"The year 1915 seems to have been a high-water mark for the hobby. Poster stamps were displayed at a merchandise show in Madison Square Garden, and THE POSTER STAMP BULLETIN was published in Yonkers, New York, for a growing number of enthusiasts in that area. The Society of Modern Art, catering mainly to the graphic artist, printed THE POSTER STAMP ART SUPPLEMENT, which contained many examples of art posters in stamp form. The market was flooded with millions of flakes of brightly hued paper as clubs and societies formed to collect and preserve the humble poster stamp.

"The poster stamp made possible the novel use of brilliant color in advertising to attract the stoic eye. Every known process was employed in producing them == lithography, three- and four-color process, zinc and copper-plate etching, steel engraving, and photogravure. While European varieties from the Belle Epoque and the Secessionists eras were even embossed, lithography and the printing of broad, flat areas of color were responsible for the most striking graphic examples.

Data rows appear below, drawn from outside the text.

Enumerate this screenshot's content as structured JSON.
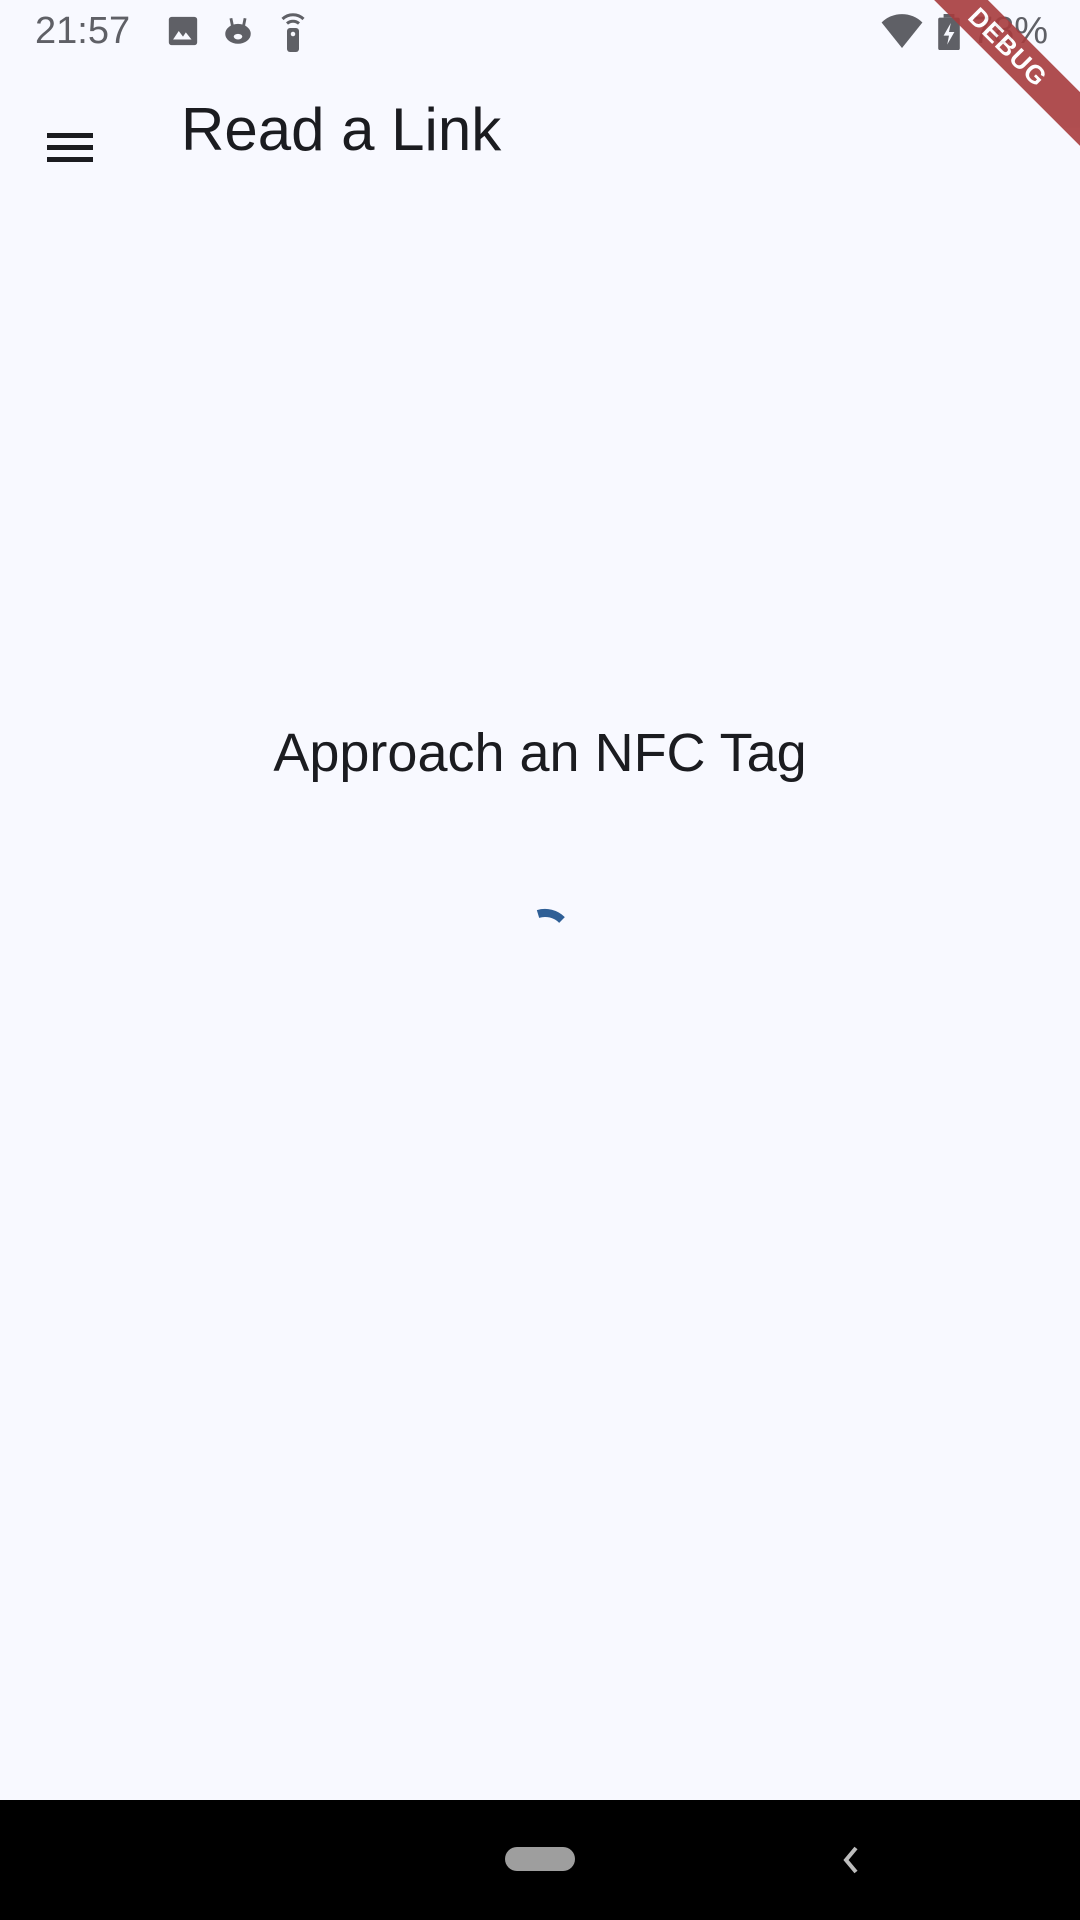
{
  "status_bar": {
    "time": "21:57",
    "battery": "78%",
    "icons": [
      "image-icon",
      "android-debug-icon",
      "nfc-remote-icon",
      "wifi-icon",
      "battery-charging-icon"
    ]
  },
  "app_bar": {
    "title": "Read a Link",
    "menu_icon": "hamburger-menu-icon"
  },
  "main": {
    "message": "Approach an NFC Tag",
    "spinner_color": "#2f5f96"
  },
  "debug_banner": "DEBUG",
  "colors": {
    "background": "#f8f9ff",
    "banner": "#a83c3e"
  }
}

"Increasing business through advertising simplicity was the main intent of poster stamps, but they also brought high art to the masses on a level that could never have been achieved otherwise. Poster stamps were the common man's art gallery. Adults as well as children were charmed by the stamps from the very beginning, collecting and pasting them into books specially made for that purpose. It was possible for the layman, with a minimum amount of effort and practically no expense, to accumulate a much finer collection of posters than he could buy in any larger format. They were widely considered handsome works of art even then and truly worthy of being sought after for permanent possession." [...]

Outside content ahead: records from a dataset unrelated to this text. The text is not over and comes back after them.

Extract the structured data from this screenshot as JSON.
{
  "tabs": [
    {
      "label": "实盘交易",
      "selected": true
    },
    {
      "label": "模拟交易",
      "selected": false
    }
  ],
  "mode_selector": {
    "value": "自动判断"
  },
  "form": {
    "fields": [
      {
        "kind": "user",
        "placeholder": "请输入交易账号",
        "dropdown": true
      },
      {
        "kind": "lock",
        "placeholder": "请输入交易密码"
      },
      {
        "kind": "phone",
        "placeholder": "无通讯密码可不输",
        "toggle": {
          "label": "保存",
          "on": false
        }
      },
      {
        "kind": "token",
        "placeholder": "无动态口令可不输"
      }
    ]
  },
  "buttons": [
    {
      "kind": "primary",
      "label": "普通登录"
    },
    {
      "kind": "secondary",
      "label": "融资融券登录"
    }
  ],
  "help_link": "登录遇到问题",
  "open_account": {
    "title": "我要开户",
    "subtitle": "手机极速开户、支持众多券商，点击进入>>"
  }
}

page 16

"As national subscription magazines entered homes throughout America and elsewhere in the 1920s and '30s, business sought a larger piece of the advertising pie. Effective advertising meant reaching the largest possible market. Although poster stamps had made incredible inroads, it began to be felt that the advertising dollars were better spent on full-page, full-color ads in high- circulation publications that offered plenty of room for information copy rather than on the minimalist, small- scale poster stamps. Even though there were exposition stamps and seals for the various world fairs and events of the 1930s, as well as propaganda stamps issued in the early 1940s to boost patriotism at the beginning of World War II, the days of poster stamps were clearly numbered.

(((Trevor Blake remarks: LICK 'EM, STICK 'EM is full of reproductions of poster stamps and even includes a sheet of sixteen poster stamps for the book and the publisher. The book includes chapters on poster stamp themes such as transportation, world's fairs, fashion, advertising and political propaganda. Poster stamps were an engaging medium: imagine all the beauty and power of turn-of-the- century poster art done for those tiny ads in the back of old comic books. While poster stamps were yet another medium that in its day everyone took for granted, the only large-scale living descendants of poster stamps in the United States are Easter Seals.)))

Trevor Blake (